What you will do
Your response should contain every line from the data below that holds the string "active".

Data for processing
◇ ◇ ◇

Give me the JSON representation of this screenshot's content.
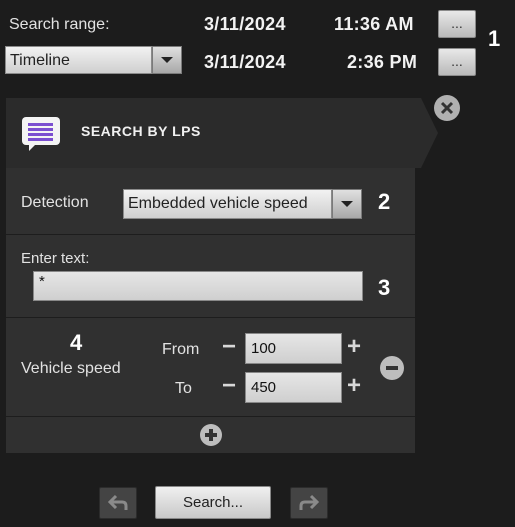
{
  "search_range": {
    "label": "Search range:",
    "mode": "Timeline",
    "start_date": "3/11/2024",
    "start_time": "11:36 AM",
    "end_date": "3/11/2024",
    "end_time": "2:36 PM",
    "picker_label": "..."
  },
  "callouts": {
    "c1": "1",
    "c2": "2",
    "c3": "3",
    "c4": "4"
  },
  "panel": {
    "title": "SEARCH BY LPS",
    "detection_label": "Detection",
    "detection_value": "Embedded vehicle speed",
    "enter_text_label": "Enter text:",
    "text_value": "*",
    "speed_label": "Vehicle speed",
    "from_label": "From",
    "from_value": "100",
    "to_label": "To",
    "to_value": "450"
  },
  "bottom": {
    "search_label": "Search..."
  }
}
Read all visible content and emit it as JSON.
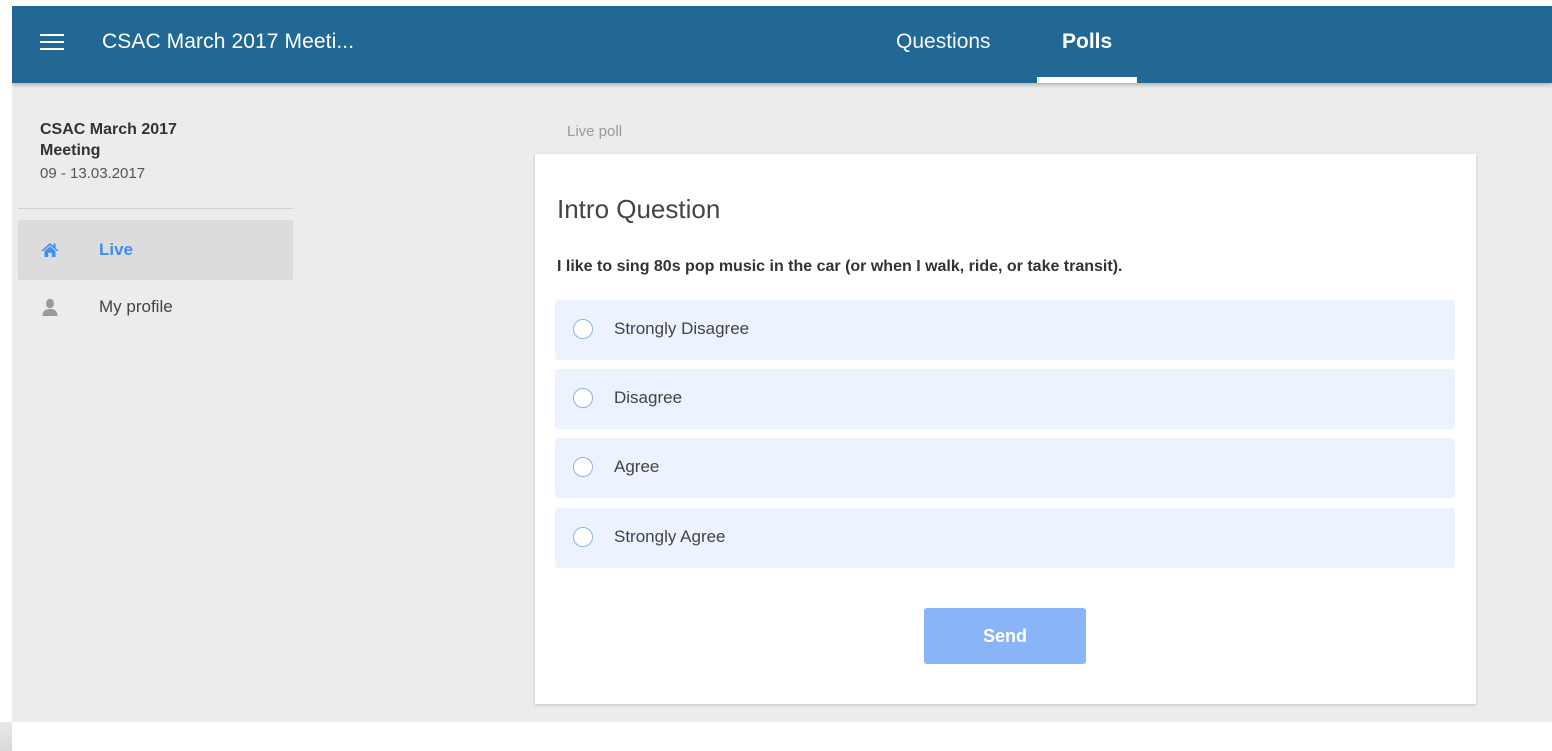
{
  "app": {
    "title": "CSAC March 2017 Meeti...",
    "menu_icon": "hamburger-menu-icon"
  },
  "tabs": [
    {
      "label": "Questions",
      "active": false
    },
    {
      "label": "Polls",
      "active": true
    }
  ],
  "sidebar": {
    "event_name": "CSAC March 2017 Meeting",
    "event_dates": "09 - 13.03.2017",
    "items": [
      {
        "label": "Live",
        "icon": "home-icon",
        "active": true
      },
      {
        "label": "My profile",
        "icon": "user-icon",
        "active": false
      }
    ]
  },
  "main": {
    "section_label": "Live poll",
    "poll": {
      "title": "Intro Question",
      "question": "I like to sing 80s pop music in the car (or when I walk, ride, or take transit).",
      "options": [
        {
          "label": "Strongly Disagree",
          "selected": false
        },
        {
          "label": "Disagree",
          "selected": false
        },
        {
          "label": "Agree",
          "selected": false
        },
        {
          "label": "Strongly Agree",
          "selected": false
        }
      ],
      "submit_label": "Send"
    }
  },
  "colors": {
    "topbar": "#226895",
    "accent": "#3f8ef0",
    "option_bg": "#ecf3ff",
    "send_button": "#8ab4f8",
    "page_bg": "#ececec"
  }
}
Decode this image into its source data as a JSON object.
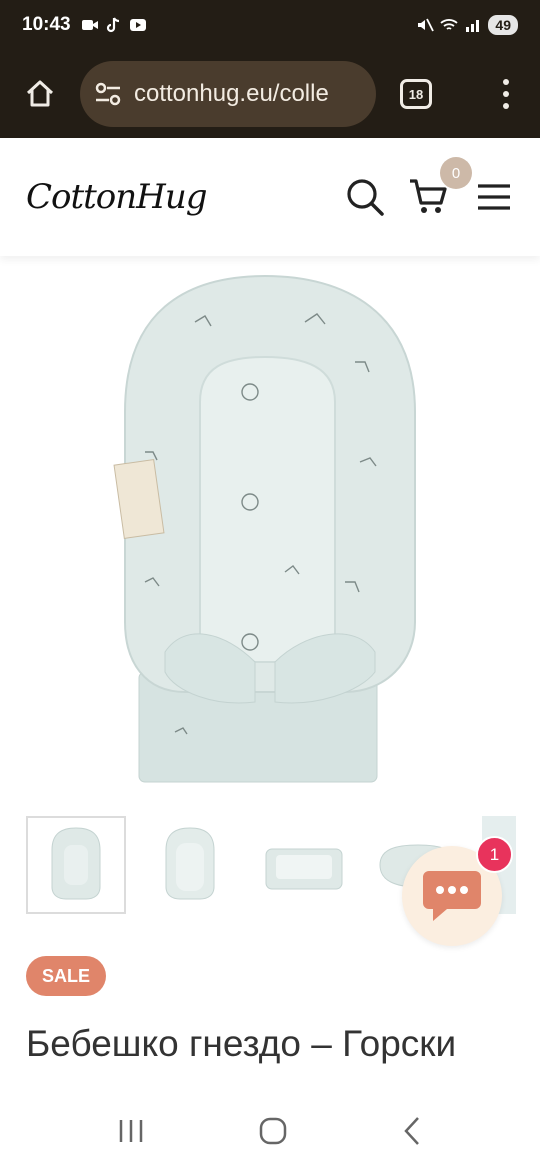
{
  "status_bar": {
    "time": "10:43",
    "battery": "49"
  },
  "browser": {
    "url": "cottonhug.eu/colle",
    "tab_count": "18"
  },
  "site": {
    "logo": "CottonHug",
    "cart_count": "0"
  },
  "product": {
    "sale_label": "SALE",
    "title": "Бебешко гнездо – Горски животни"
  },
  "chat": {
    "badge_count": "1"
  },
  "colors": {
    "sale": "#e0856a",
    "badge": "#e8335c",
    "chat_bg": "#fbeee0",
    "product_fill": "#dfe9e7"
  }
}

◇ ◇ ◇

Written answer
      "active": false
      "active": true
        "active": true
        "active": false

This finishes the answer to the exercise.